Work permits are issued by the Department of Jobs, Enterprise and Innovation. Work permits are not required for citizens of a Member State of the European Economic Area (EEA).
The EEA comprises of Member States the European Union: Belgium, Denmark, Germany, Greece, Spain, France, Ireland, Italy, Luxembourg, the Netherlands, Austria, Portugal, Finland, Sweden and the United Kingdom together with Norway, Iceland, Liechtenstein, Poland, Lithuania, Latvia, Estonia, Hungary, Czech Republic, Slovakia, Slovenia, Cyprus and Malta.
Citizens of Switzerland while not in the EEA also do not require a Work Permit. The Employment Permits (Amendment) Bill 2014 is expected to be passed into law during 2014.
The Bill’s proposals to reform the current employment permits system include 9 different types of employment permit and changes to the criteria for issuing employment permits.
- A Critical Skills Employment Permit to replace the ‘Green card’ which currently exists. This type of permit has been designed to address critical shortages of skills, which will be identified in Regulations.
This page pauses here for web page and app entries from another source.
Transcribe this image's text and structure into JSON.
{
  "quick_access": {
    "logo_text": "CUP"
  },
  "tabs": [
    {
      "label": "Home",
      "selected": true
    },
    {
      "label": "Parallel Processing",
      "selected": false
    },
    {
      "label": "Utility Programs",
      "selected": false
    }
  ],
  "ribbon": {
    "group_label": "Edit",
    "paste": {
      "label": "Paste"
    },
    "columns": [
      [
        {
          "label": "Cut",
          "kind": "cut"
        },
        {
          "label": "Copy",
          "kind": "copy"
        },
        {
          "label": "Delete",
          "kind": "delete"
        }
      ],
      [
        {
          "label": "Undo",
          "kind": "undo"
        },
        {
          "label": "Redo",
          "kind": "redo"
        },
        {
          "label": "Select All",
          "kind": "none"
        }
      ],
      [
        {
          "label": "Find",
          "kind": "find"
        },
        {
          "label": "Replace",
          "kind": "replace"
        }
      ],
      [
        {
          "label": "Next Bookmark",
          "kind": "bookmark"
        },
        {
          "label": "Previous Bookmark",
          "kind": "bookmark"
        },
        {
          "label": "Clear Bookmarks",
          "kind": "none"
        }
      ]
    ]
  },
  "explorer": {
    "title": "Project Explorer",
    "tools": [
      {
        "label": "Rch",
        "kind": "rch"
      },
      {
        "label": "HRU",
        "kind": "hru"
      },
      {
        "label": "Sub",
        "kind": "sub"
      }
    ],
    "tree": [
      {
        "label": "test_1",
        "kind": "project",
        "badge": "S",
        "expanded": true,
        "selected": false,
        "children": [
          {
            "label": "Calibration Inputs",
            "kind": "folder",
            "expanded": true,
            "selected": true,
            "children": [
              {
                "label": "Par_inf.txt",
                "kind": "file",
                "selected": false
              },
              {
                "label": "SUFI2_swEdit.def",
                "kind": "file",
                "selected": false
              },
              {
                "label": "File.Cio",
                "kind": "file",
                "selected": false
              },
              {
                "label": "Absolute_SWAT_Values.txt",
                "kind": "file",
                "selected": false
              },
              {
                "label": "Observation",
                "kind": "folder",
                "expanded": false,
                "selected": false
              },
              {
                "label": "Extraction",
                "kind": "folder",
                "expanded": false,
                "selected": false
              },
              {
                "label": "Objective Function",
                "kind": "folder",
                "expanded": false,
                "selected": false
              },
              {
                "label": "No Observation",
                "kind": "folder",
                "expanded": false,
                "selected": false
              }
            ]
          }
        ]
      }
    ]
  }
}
In order to attract individuals who possess such skills, this permit type allows immediate family reunification and a fast track to residency. In addition, a number of the criteria normally applying to issue of an employment permit will be waived for this category;
- A Spouses, Civil Partners and Dependents Employment Permit, to enable the family members of holders of Critical Skills Employment Permits and Researchers, to work in the State;
- A General Employment Permit, which will issue in cases where a contract for a designated highly skilled occupation has been offered for a duration of less than two years, or for other occupations, apart from those included on a list of ineligible jobs, where a number of other criteria have been met
- An Intra-Company Transfer Employment Permit, to allow for the temporary transfer of employees between affiliated foreign and Irish companies;
- A Reactivation Employment Permit, to allow for the return of individuals to employment who had fallen out of the employment permits system through no fault of their own;
- A Contract for Services Employment Permit, to allow the employee of a foreign company that has entered a contract with an Irish company to work in the State;
- An Exchange Agreement Employment Permit, to allow individuals to whom a designated exchange agreement applies to work in the State;
- A Sports and Cultural Employment Permit, to allow individuals with sporting or cultural expertise to work in the State;
- An Internship Employment Permit, to allow students of foreign institutions to work in the State, where that is a key component of the course which they are following.
When a person has been legally living and working in Ireland for 5 years on a work permit they can apply for long-term residence to the Irish Naturalisation and Immigration Service (INIS).